» **TASK BRIEF**
Your task is to copy every line of the entries that holds the word "hint".

[Excerpts from a dataset]
· · ·

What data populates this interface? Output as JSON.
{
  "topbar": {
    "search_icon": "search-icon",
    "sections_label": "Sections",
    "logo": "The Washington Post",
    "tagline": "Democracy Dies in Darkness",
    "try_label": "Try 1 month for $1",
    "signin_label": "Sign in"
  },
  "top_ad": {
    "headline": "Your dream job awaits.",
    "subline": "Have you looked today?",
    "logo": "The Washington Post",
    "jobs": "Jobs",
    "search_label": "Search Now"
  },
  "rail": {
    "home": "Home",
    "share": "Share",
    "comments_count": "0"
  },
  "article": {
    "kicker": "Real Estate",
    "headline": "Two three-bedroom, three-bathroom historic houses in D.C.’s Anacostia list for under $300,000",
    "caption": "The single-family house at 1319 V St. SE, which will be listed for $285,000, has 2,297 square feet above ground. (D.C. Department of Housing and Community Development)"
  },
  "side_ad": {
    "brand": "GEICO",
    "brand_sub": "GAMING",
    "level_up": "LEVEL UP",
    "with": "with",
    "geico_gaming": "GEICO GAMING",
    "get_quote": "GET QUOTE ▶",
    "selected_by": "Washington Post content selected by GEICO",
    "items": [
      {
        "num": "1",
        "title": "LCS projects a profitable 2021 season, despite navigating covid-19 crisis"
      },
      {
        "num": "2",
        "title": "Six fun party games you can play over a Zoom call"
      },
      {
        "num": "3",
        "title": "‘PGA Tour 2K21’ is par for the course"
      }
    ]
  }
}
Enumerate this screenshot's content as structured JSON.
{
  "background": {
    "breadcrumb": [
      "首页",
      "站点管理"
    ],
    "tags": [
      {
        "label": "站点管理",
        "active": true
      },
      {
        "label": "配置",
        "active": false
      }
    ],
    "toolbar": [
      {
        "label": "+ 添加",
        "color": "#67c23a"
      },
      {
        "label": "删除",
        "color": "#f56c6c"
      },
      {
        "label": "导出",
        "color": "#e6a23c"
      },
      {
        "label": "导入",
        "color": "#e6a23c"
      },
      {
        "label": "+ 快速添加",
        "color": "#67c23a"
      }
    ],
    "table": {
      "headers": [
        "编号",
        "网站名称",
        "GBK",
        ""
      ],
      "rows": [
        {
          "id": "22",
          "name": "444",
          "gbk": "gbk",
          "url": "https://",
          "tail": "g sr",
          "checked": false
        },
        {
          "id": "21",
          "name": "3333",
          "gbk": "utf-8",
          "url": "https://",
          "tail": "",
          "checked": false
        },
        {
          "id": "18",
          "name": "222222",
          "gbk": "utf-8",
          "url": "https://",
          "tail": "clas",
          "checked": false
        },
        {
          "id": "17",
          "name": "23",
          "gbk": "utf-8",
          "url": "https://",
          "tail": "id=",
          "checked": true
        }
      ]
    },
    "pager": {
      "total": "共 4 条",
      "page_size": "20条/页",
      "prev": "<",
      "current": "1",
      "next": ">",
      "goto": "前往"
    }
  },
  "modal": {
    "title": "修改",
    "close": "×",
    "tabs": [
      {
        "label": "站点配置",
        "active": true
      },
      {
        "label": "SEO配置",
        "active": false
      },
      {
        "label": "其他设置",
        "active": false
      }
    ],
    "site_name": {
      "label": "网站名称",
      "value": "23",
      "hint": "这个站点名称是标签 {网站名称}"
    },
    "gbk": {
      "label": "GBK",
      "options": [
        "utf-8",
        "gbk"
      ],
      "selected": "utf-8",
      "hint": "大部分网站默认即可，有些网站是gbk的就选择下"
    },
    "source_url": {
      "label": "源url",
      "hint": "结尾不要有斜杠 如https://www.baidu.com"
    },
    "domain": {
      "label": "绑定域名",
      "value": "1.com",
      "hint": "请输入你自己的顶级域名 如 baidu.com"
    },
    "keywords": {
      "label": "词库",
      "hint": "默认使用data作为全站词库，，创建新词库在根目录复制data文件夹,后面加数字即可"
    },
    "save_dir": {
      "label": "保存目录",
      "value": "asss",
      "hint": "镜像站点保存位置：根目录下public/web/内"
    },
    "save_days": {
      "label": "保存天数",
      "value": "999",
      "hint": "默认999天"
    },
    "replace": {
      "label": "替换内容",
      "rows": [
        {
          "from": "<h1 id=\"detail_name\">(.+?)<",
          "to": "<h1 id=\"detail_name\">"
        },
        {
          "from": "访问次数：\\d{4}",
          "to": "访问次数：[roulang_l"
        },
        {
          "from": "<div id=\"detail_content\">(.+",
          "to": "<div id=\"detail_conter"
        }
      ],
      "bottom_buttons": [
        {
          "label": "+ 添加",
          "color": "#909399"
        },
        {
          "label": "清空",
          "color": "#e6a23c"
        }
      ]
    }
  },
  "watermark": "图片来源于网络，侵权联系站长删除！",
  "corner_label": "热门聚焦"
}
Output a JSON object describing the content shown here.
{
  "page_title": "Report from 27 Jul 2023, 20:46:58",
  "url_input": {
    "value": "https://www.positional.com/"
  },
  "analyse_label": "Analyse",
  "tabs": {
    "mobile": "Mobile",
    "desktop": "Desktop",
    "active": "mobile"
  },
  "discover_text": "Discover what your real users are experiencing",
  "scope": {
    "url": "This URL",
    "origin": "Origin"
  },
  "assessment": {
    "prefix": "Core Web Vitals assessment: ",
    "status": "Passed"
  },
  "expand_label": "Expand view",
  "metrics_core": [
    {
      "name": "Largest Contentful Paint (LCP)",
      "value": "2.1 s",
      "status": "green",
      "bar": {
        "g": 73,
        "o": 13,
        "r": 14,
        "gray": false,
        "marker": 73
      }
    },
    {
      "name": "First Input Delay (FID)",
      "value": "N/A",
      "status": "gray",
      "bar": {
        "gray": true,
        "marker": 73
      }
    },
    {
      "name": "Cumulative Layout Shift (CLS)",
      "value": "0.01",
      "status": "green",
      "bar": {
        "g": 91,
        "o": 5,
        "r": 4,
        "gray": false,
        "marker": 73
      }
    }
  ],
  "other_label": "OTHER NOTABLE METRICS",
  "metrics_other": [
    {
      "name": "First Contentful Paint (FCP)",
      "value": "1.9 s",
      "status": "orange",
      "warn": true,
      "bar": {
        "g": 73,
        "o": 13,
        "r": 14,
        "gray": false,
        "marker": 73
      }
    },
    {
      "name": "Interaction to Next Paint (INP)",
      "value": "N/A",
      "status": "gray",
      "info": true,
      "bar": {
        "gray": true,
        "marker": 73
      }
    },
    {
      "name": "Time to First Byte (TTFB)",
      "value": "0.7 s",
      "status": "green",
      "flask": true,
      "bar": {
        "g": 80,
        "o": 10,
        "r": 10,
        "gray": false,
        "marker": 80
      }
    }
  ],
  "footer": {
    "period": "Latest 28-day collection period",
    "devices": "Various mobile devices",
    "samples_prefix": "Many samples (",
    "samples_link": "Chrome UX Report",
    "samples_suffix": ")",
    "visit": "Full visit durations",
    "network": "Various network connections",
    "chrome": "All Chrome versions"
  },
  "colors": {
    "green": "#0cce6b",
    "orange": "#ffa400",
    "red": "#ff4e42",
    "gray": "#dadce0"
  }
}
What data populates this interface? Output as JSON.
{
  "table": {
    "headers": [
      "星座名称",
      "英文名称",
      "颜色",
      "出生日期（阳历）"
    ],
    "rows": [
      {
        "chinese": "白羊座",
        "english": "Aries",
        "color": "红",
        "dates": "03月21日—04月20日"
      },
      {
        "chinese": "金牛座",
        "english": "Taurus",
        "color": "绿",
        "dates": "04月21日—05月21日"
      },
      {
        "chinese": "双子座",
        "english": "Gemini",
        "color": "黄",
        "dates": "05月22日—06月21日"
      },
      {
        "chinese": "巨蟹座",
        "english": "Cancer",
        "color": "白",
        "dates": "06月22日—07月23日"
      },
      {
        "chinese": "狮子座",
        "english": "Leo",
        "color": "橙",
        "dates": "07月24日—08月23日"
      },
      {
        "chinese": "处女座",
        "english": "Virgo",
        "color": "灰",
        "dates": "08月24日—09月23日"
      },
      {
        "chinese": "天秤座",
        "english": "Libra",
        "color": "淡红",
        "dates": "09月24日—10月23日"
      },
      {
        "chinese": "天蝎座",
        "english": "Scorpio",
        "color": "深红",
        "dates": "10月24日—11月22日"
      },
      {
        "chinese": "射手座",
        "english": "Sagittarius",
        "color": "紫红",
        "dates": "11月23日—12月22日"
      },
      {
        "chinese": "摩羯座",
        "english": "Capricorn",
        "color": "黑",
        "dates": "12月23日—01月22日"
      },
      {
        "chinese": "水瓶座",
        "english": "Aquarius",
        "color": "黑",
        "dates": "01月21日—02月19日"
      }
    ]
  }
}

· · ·

» **RESPONSE**
      "hint": "这个站点名称是标签 {网站名称}"
      "hint": "大部分网站默认即可，有些网站是gbk的就选择下"
      "hint": "结尾不要有斜杠 如https://www.baidu.com"
      "hint": "请输入你自己的顶级域名 如 baidu.com"
      "hint": "默认使用data作为全站词库，，创建新词库在根目录复制data文件夹,后面加数字即可"
      "hint": "镜像站点保存位置：根目录下public/web/内"
      "hint": "默认999天"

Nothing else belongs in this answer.